San Diego County is in the middle of a hepatitis A outbreak that has so far resulted in 15 deaths and hundreds of cases.
The outbreak, which has hit San Diego’s homeless population the hardest, first began in November, and Dr. Wilma Wooten, the San Diego Public Health Officer, signed the declaration on Friday that allows the county to ask for assistance from the state, the San Diego Union Tribune reported.
There have been 378 confirmed cases since the outbreak began, making it the largest of its kind in 20 years, according to the Union Tribune. The city installed a number of portable hand-washing stations, and street-cleaning teams will use water with bleach to clean surfaces. The effort to combat the outbreak is inspired in part by similar plans once done in Los Angeles.
“We know that L.A. has had no local cases of hepatitis A related to the strain that we’re seeing here in San Diego,” Wooten said, according to the Union Tribune. “It makes sense that, if they’re doing it there and they haven’t had any cases, it could be beneficial here as well.”

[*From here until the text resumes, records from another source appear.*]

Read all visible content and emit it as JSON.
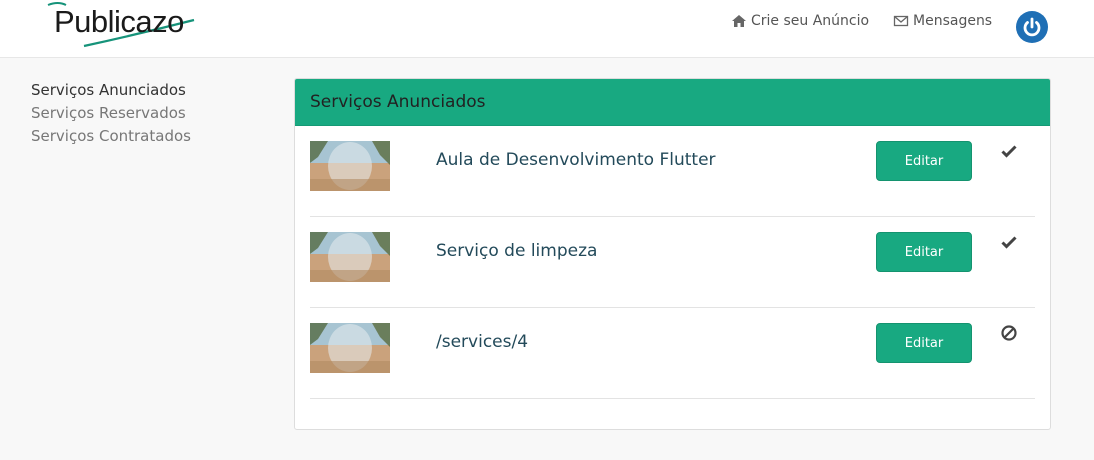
{
  "header": {
    "brand": "Publicazo",
    "nav_create": "Crie seu Anúncio",
    "nav_messages": "Mensagens",
    "accent": "#1f6fb5"
  },
  "sidebar": {
    "items": [
      {
        "label": "Serviços Anunciados",
        "active": true
      },
      {
        "label": "Serviços Reservados",
        "active": false
      },
      {
        "label": "Serviços Contratados",
        "active": false
      }
    ]
  },
  "panel": {
    "title": "Serviços Anunciados",
    "color": "#18a981",
    "services": [
      {
        "title": "Aula de Desenvolvimento Flutter",
        "edit_label": "Editar",
        "status_icon": "check-icon"
      },
      {
        "title": "Serviço de limpeza",
        "edit_label": "Editar",
        "status_icon": "check-icon"
      },
      {
        "title": "/services/4",
        "edit_label": "Editar",
        "status_icon": "ban-icon"
      }
    ]
  }
}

Highly contagious, Hepatitis A can be transmitted when someone consumes contaminated food and water, or through direct contact with a person with it, according to the World Health Organization (WHO). Outbreaks of the liver disease come as a result of unsafe food and unsanitary conditions. A low percentage of people with the disease can die from liver failure as a result of having it, according to WHO—but that is fairly rare.
The city had already begun efforts to combat the outbreak with widespread vaccination efforts and the implementation of hand-washing efforts. However, an article published in the Voice of San Diego said the implementation has been slow and delayed due to “bureaucratic hand-wringing.”